encouraging contempt for ethics
among young lawyers
from: Maura Larkins
July 13, 2013
Dear Ms. Fehrman,
I was fascinated by your recent article, "How not to be jaded
when the world is going to the bad place in a hand basket."
You wrote, "... if you want to be a cynical peevish tired old horse, then be that way. This article isn’
t for you."
Does this mean that if someone wants to talk about the honesty, fairness, justice and ethics that
are lacking in most law practices, you consider that person a "cynical peevish tired old horse"?
You also wrote, "Just say yes. Don’t expect anything other than what the world offers. Accept what
is, and unless you’ve wisely chosen an important battle, don’t create your own grain for the world
to go against. The surest way to tire yourself out is to create the opportunity for that kind of
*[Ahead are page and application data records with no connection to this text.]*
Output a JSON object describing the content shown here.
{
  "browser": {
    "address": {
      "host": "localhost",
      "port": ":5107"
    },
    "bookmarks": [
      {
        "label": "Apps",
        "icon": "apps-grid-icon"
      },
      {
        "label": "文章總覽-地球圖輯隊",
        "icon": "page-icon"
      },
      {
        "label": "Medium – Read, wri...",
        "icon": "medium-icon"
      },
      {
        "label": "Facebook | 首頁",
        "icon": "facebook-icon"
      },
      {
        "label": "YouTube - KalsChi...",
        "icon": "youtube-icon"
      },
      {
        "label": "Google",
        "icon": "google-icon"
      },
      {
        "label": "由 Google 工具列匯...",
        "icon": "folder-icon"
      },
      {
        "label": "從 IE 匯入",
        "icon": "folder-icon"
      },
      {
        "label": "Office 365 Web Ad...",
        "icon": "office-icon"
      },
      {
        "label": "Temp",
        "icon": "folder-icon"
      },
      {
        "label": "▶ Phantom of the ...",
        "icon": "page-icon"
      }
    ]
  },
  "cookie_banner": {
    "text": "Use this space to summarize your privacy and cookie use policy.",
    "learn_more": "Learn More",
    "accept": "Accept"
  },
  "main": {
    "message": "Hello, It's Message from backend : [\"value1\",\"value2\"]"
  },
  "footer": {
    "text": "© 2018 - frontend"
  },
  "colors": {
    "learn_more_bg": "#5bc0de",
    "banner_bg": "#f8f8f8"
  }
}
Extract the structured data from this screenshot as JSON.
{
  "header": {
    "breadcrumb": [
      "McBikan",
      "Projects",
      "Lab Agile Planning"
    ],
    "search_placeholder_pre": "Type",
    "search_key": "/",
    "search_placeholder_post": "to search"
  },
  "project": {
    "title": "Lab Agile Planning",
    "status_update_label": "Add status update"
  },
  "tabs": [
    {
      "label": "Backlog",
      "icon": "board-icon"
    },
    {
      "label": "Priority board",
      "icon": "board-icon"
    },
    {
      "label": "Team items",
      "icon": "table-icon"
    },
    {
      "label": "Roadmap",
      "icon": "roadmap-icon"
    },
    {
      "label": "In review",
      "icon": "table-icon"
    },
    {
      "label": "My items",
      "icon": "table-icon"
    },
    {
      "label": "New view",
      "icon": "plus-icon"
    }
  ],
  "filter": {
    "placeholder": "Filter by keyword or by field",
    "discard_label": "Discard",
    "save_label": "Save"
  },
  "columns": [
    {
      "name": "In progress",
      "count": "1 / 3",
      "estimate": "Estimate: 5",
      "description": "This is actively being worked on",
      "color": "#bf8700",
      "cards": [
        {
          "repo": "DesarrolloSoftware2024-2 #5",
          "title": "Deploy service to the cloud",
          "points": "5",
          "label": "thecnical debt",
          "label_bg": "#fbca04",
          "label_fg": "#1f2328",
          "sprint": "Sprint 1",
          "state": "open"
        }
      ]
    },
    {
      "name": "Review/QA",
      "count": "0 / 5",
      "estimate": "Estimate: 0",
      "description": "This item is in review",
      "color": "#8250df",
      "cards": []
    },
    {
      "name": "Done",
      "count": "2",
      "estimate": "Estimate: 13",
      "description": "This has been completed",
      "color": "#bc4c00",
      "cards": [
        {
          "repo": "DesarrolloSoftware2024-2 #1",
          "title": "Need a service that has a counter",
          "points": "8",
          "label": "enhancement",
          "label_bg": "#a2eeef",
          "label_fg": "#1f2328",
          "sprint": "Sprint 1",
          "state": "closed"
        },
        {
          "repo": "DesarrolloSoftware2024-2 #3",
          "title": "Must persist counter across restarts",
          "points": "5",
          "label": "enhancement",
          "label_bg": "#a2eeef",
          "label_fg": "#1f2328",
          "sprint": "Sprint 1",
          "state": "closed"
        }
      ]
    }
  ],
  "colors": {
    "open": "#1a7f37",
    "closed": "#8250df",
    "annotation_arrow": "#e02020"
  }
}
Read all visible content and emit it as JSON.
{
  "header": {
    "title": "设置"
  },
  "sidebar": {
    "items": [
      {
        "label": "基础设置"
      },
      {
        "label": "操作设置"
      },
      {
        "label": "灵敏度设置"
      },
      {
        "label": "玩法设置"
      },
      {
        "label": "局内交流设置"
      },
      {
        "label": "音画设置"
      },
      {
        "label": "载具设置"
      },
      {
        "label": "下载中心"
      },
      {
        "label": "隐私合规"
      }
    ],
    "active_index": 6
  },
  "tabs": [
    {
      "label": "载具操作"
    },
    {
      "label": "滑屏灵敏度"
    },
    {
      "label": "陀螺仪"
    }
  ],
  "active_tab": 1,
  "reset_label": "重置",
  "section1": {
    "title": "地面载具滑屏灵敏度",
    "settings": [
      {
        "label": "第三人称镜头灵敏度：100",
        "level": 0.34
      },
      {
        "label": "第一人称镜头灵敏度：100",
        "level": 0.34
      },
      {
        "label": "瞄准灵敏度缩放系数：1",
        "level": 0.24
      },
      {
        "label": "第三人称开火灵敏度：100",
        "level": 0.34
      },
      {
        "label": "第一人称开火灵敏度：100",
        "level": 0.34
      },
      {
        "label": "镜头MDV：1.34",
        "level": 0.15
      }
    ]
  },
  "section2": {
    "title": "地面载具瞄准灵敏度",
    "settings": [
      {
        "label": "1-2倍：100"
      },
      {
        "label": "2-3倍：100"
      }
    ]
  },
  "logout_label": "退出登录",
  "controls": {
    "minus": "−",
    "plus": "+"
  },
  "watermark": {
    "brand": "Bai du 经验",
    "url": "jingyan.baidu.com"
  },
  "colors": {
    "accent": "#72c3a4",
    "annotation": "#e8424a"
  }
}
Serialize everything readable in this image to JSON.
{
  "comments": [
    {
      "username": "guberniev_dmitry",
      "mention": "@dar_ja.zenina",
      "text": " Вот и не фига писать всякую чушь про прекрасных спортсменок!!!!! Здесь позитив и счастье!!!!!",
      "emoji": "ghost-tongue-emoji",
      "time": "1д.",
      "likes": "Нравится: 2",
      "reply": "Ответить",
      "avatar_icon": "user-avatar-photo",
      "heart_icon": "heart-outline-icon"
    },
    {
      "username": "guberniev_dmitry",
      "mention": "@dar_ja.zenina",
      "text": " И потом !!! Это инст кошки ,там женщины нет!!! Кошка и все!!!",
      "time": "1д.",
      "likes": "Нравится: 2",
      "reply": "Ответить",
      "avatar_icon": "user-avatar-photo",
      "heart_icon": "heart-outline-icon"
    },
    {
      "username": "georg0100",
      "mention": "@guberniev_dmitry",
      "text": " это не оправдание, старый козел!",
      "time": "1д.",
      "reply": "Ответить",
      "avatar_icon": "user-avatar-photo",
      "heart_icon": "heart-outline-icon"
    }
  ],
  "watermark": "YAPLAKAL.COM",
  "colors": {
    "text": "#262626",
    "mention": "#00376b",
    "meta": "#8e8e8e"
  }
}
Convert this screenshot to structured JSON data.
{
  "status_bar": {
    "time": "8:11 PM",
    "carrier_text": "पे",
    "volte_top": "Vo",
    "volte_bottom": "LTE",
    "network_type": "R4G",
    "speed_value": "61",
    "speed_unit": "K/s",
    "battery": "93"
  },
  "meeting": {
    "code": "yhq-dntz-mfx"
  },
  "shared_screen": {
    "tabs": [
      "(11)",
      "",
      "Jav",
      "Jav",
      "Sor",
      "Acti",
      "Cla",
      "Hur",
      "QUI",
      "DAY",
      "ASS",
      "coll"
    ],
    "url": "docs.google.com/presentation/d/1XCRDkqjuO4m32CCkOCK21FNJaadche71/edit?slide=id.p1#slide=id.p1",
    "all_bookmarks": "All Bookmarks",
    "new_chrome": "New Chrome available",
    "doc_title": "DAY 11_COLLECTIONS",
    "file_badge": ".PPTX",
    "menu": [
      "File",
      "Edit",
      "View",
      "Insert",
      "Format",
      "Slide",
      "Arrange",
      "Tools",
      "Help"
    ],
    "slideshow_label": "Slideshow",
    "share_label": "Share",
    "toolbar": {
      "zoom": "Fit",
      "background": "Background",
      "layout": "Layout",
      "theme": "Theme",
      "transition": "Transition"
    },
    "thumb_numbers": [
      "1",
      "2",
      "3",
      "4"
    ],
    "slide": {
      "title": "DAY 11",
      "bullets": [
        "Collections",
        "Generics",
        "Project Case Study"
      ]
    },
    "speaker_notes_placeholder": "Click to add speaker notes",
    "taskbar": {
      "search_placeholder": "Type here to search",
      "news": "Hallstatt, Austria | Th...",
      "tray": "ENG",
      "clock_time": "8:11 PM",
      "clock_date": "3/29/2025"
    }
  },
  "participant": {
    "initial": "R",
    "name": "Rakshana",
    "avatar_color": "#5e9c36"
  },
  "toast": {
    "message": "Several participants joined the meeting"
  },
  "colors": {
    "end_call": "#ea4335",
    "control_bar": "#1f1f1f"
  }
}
How serious does an issue have to be before you consider it a "wisely chosen" and "important"
battle? Can you give an example? I'm asking for the threshold level of unethical, immoral or
illegal behavior that you consider worth the cost of going against the grain. Obviously, you would
want students to refuse to take part in a murder. That's not the sort of thing I'm asking for. When
you say, "Just say yes", where do you draw the line? When does it become appropriate, in your
mind, to just say NO?
What causes are important enough that they're worth tiring yourself out for? Have you ever
become jaded? Have you gone against the grain? Do you advise students to just look out for
their own comfort and financial success?
I would like to think that there are some law professors who actually teach ethical standards to
students, rather than telling them to put up with as much corruption as they possibly can.
Cal Western School of Law--Ethics
Shinoff & Holtz v.
California Court of
Appeal on Aug. 5,
names of school
|San Diego Education Report
From Cal Western
website page "Ready for
"As a law school, we
recognize our obligation
is to train students to be
lawyers. To do this
effectively, we need to
skills throughout the
curriculum," says William
Aceves [former ACLU
Associate Dean for
Academic Affairs and
Professor of Law. "It
can't just happen in one
class or in one
skills take years to
develop. Rather than
force graduates to learn
it on their own after
graduation, we are
committed to giving them
the skills needed to
practice as soon as they
graduate and pass the
By their third year, law
students are ready
and excited to apply
their learning in